Current Issue

Bug of the Week is written by "The Bug Guy," Michael J. Raupp, Professor of Entomology at the University of Maryland.

Move over American camel crickets, Asian camel crickets are in town: Ceuthophilus sp. (American camel crickets) and Diestrammena sp. (Asian camel crickets)


Super long antennae help camel crickets navigate dark places and powerful legs help them escape nosy entomologists.


Recent episodes of Bug of the Week featured invaders from Asia including Emerald Ash Borer, Brown Marmorated Stink Bug, and Kudzu Bug, but in the last week or so, Asian camel crickets captured the attention of the national media. A fascinating new study revealed that Asian camel crickets had bested our native camel crickets as rulers of residential man-caves and basement bedrooms. Researchers in North Carolina State University conducted a national survey and discovered that in places like Maryland, Virginia, and the District of Columbia, more than 90% of the camel crickets found in homes were Asian camel crickets.

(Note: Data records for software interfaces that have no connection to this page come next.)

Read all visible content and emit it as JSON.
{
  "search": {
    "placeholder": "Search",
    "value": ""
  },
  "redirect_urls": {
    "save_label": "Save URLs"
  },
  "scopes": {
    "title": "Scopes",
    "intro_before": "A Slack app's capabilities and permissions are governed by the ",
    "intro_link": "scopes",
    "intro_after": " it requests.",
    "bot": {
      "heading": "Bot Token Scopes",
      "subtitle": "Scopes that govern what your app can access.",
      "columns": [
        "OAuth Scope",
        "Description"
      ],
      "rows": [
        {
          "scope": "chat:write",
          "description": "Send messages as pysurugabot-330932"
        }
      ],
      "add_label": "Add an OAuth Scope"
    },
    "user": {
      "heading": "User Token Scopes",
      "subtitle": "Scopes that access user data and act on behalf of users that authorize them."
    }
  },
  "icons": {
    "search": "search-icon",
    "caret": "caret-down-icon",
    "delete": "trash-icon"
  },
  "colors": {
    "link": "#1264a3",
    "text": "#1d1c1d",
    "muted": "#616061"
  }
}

Camel crickets in the genus Diestrammena were first detected in the United States in a greenhouse in Minnesota in 1898 and dubbed the greenhouse camel cricket. Who would have guessed that in little more than a century they would become a dominant home invader? These dromedaries of the insect world are so named for their humpbacked appearance. Like their cousins the field crickets, camel crickets (a.k.a. cave crickets) have extraordinarily long hind legs and prodigious antennae. The antennae bear sense organs that enable camel crickets to detect food and avoid predators in dark, damp habitats such as the deep woodlands and caves in which they live. In a realm of perpetual darkness where eyesight is of little value, some cavernicolous species of camel crickets are blind.



Sensory structures on the antennae and mouthparts help camel crickets decide what to eat and what to avoid.

Camel crickets consume decaying organic matter such as leaves, roots, and fruits. They also devour rotting remains of other insects, including their kin. When not invading dwellings, camel crickets are found in tool sheds, damp wood piles, beneath upturned wheel barrows, or in cool dank spots such as a leafy redoubt behind a rubbish bin along the shaded, northern aspect of my foundation. In addition to engendering the “yuck” response, they are occasional pests because they nibble stored fabrics. In tool sheds their fecal remains stain wood and tools.

Fecal spots left by camel crickets create a foul ambiance to the interior of a tool shed.

Their annual home invasion begins in force late in summer and early autumn and they favor basements, garages, and crawl spaces with high humidity and low light levels. Like boxelder bugs, stink bugs, lady beetles, and field crickets, camel crickets enter homes through  portals including cracks in the foundation, voids around basement windows, spaces beneath doors, and holes where plumbing and electrical utilities exit and enter. Little crickets enter early in the season of siege and often go unnoticed, but as they scavenge food and grow in size, they become more apparent.

Though wingless, they have remarkable powers of locomotion. Long, powerful legs provide an uncanny ability to jump. Recently, as I chased one sartorial visitor around the bath tub, it easily cleared the edge of the tub - a leap ten times its own height. While this feat might seem trivial, in human terms this would be equivalent to LeBron slam-dunking at a rim 60 feet above the court!

Sticky traps like this will snare not only cockroaches but camel crickets as well.

Here are some helpful tricks to keep these curious crickets out of your home. Remove woodpiles and vegetation near the foundation of your home. These refuges are ideal sites for camel crickets to multiply and later enter your home. Caulk and seal all openings to the outdoors around the foundation. Replace and repair door sweeps and reduce levels of humidity in the basement. If you find crickets inside, you can capture them and place them outdoors. Or as one cricket aficionado noted, they make excellent fish bait. Fortunately, when wrangling these leapers I have a long-handled insect net that gets the job done. If you are armed with vacuum cleaner or jar, I wish you luck. Sticky traps such as those used for snaring roaches can be placed on the basement floor. I have found the corner junction of two walls to be a productive spot for catching crickets as many species like to travel with a shoulder near a wall, a behavior known as thigmotaxis.



A trip to the tool shed becomes a little creepy when Asian camel crickets come to visit.






With the revelation of Asian camel crickets in the basement and Asian stink bugs about to enter my attic, it only seems fitting to order some Chinese food for dinner.


Thanks to Megan Cloherty and WTOP for providing the inspiration for this episode. The wonderful article “Too big to be noticed: cryptic invasion of Asian camel crickets in North American houses” by Mary Jane Epps, Holly L. Menninger, Nathan LaSala, and Robert R. Dunn was used as a reference for this story.

To learn more about camel crickets, please visit the following web sites: